Note that we are not opposed to the use of 20-mph speed limits where it might be of benefit or where compliance will be high but it is not the solution to all road safety problems and simply sticking up signs is a waste of money. The simplistic solutions proposed by advocates of wide area signed-only 20 MPH schemes do not work to reduce the Killed and Seriously Injured (KSIs) on our roads to any significant extent. Money is being wasted on them that could be better used to reduce KSIs in other ways.
20 MPH speed limits should be opposed by all road users. They are indeed SENSELESS.
For more information contact: Roger Lawson on 020-8295-0378
Subsequently I used the Freedom of Information Act to ask TfL for their consultation policy documents and guidelines, plus information on the costs and any cost/benefit analysis of the “Safer Speeds for London” proposals. That’s the proposal which will slow traffic to 20 mph on many major London roads and where there was a short (now closed) public consultation which did not contain evidence for justification.
TfL has supplied the information on their consultation policies and procedures and if anyone would like a copy, please let me know. In Principle 3 of the TfL Consultation Policy it says “We must provide consultees with enough information to understand what we are proposing so that they can respond on an informed basis”. That was certainly not done on the Safer Speeds proposal.
As regards my request for costs and cost/benefit data on the Safer Speeds proposal, TfL rejected my request on the basis that it is exempt information because the information requested “is intended for future publication” – see Section 22 of the FOI Act, and that it was not justified in the public interest. What is the point in publishing that information after the public consultation has ended? It looks like a simple attempt to avoid answering, or are they saying that they have not looked at the costs and costs/benefit before putting forward the Safer Speeds proposal? Either way, it is unreasonable so I am appealing.
This is of course the typical run around one gets with TfL when they don’t wish to disclose information. TfL are a secretive organisation that likes to develop proposals and present them as a fait-accompli with only public consultation on trivia. It has been that way ever since Ken Livingstone was in charge. It surely needs to change!

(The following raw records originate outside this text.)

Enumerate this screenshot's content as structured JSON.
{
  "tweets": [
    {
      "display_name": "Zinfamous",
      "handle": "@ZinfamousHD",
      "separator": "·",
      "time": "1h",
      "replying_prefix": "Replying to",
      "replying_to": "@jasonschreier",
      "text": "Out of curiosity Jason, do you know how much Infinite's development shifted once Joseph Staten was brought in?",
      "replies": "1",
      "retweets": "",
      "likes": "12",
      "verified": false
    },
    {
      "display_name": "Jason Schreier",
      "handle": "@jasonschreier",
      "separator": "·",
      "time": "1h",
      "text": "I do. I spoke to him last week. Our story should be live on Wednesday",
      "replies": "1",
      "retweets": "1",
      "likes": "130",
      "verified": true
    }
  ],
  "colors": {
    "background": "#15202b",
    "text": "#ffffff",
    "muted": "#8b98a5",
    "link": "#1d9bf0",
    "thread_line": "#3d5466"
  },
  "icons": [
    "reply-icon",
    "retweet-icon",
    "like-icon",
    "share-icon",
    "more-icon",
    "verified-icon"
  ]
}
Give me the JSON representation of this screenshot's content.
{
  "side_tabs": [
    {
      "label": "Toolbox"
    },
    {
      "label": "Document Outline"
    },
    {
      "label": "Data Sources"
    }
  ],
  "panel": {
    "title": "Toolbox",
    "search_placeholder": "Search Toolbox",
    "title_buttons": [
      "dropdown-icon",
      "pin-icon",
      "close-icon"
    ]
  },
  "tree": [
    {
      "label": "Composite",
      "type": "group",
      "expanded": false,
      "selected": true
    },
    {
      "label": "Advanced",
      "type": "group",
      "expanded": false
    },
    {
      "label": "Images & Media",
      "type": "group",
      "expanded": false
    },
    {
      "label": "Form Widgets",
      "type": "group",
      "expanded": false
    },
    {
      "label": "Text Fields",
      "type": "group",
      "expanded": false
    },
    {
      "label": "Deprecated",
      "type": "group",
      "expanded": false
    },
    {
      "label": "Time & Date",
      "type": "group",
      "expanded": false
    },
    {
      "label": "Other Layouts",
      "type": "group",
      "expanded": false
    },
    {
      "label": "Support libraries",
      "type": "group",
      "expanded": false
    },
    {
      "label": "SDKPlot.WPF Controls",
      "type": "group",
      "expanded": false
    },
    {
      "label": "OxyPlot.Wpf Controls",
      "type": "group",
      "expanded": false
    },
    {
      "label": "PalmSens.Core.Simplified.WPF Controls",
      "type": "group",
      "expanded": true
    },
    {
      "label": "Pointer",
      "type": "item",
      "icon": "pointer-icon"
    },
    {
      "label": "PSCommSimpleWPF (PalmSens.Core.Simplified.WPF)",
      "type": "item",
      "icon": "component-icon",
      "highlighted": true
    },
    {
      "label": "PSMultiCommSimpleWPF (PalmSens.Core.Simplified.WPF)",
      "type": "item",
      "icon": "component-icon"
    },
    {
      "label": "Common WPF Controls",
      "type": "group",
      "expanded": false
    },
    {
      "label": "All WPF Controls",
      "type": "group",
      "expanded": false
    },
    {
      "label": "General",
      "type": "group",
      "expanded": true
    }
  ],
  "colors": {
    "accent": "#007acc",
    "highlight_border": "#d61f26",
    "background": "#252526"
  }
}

But according to a report in Local Transport Today (LTT) TfL is heading in the opposite direction. The report said that TfL is changing the way it engages and consults on active travel schemes. There will be “a greater emphasis on local engagement either in advance of, or potentially instead of, formal consultation”. It is suggested that to get the 73 safety critical road junctions in London improved they need to push through with projects and the public “has a limited ability to influence our proposals” – so there is no point in statutory consultations. But It also suggests road users will have less opportunity to comment, and of course a non-statutory consultation leaves little ability to mount a legal challenge.